> [STUDY MATERIAL]:
....

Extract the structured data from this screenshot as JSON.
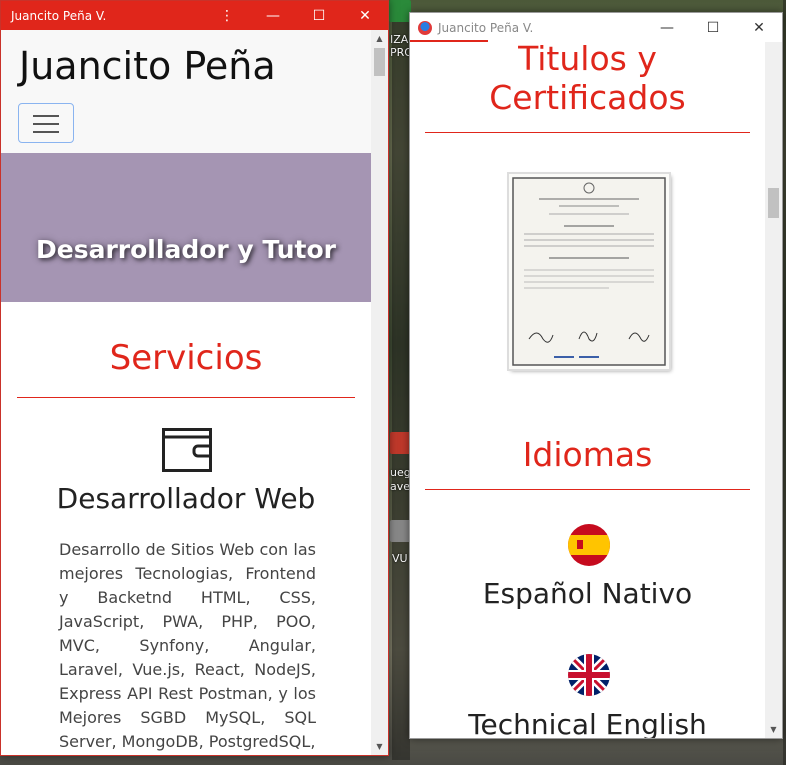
{
  "window_left": {
    "title": "Juancito Peña V.",
    "brand": "Juancito Peña",
    "hero_text": "Desarrollador y Tutor",
    "section_title": "Servicios",
    "service": {
      "title": "Desarrollador Web",
      "description": "Desarrollo de Sitios Web con las mejores Tecnologias, Frontend y Backetnd HTML, CSS, JavaScript, PWA, PHP, POO, MVC, Synfony, Angular, Laravel, Vue.js, React, NodeJS, Express API Rest Postman, y los Mejores SGBD MySQL, SQL Server, MongoDB, PostgredSQL,"
    }
  },
  "window_right": {
    "title": "Juancito Peña V.",
    "section_certificates_line1": "Titulos y",
    "section_certificates_line2": "Certificados",
    "section_languages": "Idiomas",
    "languages": [
      "Español Nativo",
      "Technical English"
    ]
  },
  "desktop": {
    "labels": [
      "IZA",
      "PRO",
      "uego",
      "aves",
      "VU"
    ]
  },
  "colors": {
    "accent": "#e0261b",
    "hero_bg": "#a595b3"
  }
}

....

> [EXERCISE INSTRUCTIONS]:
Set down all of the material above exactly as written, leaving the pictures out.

> [SOLUTION TO THIS PROBLEM]:
Extract the structured data from this screenshot as JSON.
{
  "window_left": {
    "title": "Juancito Peña V.",
    "brand": "Juancito Peña",
    "hero_text": "Desarrollador y Tutor",
    "section_title": "Servicios",
    "service": {
      "title": "Desarrollador Web",
      "description": "Desarrollo de Sitios Web con las mejores Tecnologias, Frontend y Backetnd HTML, CSS, JavaScript, PWA, PHP, POO, MVC, Synfony, Angular, Laravel, Vue.js, React, NodeJS, Express API Rest Postman, y los Mejores SGBD MySQL, SQL Server, MongoDB, PostgredSQL,"
    }
  },
  "window_right": {
    "title": "Juancito Peña V.",
    "section_certificates_line1": "Titulos y",
    "section_certificates_line2": "Certificados",
    "section_languages": "Idiomas",
    "languages": [
      "Español Nativo",
      "Technical English"
    ]
  },
  "desktop": {
    "labels": [
      "IZA",
      "PRO",
      "uego",
      "aves",
      "VU"
    ]
  },
  "colors": {
    "accent": "#e0261b",
    "hero_bg": "#a595b3"
  }
}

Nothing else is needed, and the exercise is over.